Copy every line of the entries that includes the word "Kalina".

Provided data below:

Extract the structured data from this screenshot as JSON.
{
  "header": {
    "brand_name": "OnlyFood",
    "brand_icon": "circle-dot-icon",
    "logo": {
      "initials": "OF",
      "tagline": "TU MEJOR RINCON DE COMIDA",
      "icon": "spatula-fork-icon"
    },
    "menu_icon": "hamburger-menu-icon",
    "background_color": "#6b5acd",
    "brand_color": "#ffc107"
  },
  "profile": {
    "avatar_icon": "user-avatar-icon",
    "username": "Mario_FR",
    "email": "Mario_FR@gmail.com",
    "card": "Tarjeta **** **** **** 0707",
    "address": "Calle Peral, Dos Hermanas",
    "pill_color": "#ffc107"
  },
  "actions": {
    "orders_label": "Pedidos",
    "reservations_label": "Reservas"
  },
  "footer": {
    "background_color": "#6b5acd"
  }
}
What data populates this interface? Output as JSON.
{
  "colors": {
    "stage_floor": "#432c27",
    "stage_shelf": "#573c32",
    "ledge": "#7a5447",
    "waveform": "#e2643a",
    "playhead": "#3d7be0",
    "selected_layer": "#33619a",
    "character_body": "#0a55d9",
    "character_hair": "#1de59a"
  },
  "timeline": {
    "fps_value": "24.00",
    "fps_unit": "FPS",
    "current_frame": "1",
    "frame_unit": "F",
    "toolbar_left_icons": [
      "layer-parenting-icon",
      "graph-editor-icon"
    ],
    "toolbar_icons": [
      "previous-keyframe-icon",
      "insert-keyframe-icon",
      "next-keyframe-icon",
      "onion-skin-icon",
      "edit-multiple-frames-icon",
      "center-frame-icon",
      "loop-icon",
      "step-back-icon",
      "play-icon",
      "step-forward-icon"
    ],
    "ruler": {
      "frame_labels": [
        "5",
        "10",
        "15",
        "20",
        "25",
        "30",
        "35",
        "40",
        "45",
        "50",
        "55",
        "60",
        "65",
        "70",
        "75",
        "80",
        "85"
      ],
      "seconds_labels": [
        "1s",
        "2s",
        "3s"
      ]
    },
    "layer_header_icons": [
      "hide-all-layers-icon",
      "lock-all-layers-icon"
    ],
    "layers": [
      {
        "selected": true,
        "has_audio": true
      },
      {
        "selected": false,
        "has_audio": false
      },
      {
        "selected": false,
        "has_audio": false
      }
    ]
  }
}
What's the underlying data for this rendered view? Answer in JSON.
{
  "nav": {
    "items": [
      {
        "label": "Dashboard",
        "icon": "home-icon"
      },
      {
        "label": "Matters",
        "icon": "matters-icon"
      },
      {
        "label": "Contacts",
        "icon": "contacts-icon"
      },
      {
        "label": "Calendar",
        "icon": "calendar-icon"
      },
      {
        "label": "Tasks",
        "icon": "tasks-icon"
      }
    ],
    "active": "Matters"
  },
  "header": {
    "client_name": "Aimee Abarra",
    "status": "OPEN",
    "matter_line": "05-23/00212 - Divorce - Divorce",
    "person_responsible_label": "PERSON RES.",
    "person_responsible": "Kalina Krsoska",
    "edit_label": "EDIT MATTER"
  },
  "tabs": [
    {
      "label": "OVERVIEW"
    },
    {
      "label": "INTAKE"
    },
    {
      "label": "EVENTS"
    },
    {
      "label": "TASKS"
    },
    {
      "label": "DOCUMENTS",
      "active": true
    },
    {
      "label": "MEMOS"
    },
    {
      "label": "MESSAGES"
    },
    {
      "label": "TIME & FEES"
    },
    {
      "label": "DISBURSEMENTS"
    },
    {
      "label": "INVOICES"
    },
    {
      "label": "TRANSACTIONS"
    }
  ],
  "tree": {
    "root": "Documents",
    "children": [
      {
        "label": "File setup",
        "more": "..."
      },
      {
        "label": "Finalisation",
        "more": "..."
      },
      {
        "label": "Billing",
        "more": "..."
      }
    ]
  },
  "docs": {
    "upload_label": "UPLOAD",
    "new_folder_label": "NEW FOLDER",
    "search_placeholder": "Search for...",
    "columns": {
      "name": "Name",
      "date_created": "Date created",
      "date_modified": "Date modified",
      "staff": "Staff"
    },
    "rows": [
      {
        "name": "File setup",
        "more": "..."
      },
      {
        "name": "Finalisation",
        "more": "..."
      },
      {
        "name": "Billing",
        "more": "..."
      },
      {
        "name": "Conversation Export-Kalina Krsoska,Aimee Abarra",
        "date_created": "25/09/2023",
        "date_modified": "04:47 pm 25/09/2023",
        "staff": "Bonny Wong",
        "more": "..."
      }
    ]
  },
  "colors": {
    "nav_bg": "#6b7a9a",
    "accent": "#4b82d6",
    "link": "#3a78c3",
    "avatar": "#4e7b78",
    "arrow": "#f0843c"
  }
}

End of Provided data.

__Solution to this exercise__.
    "person_responsible": "Kalina Krsoska",
        "name": "Conversation Export-Kalina Krsoska,Aimee Abarra",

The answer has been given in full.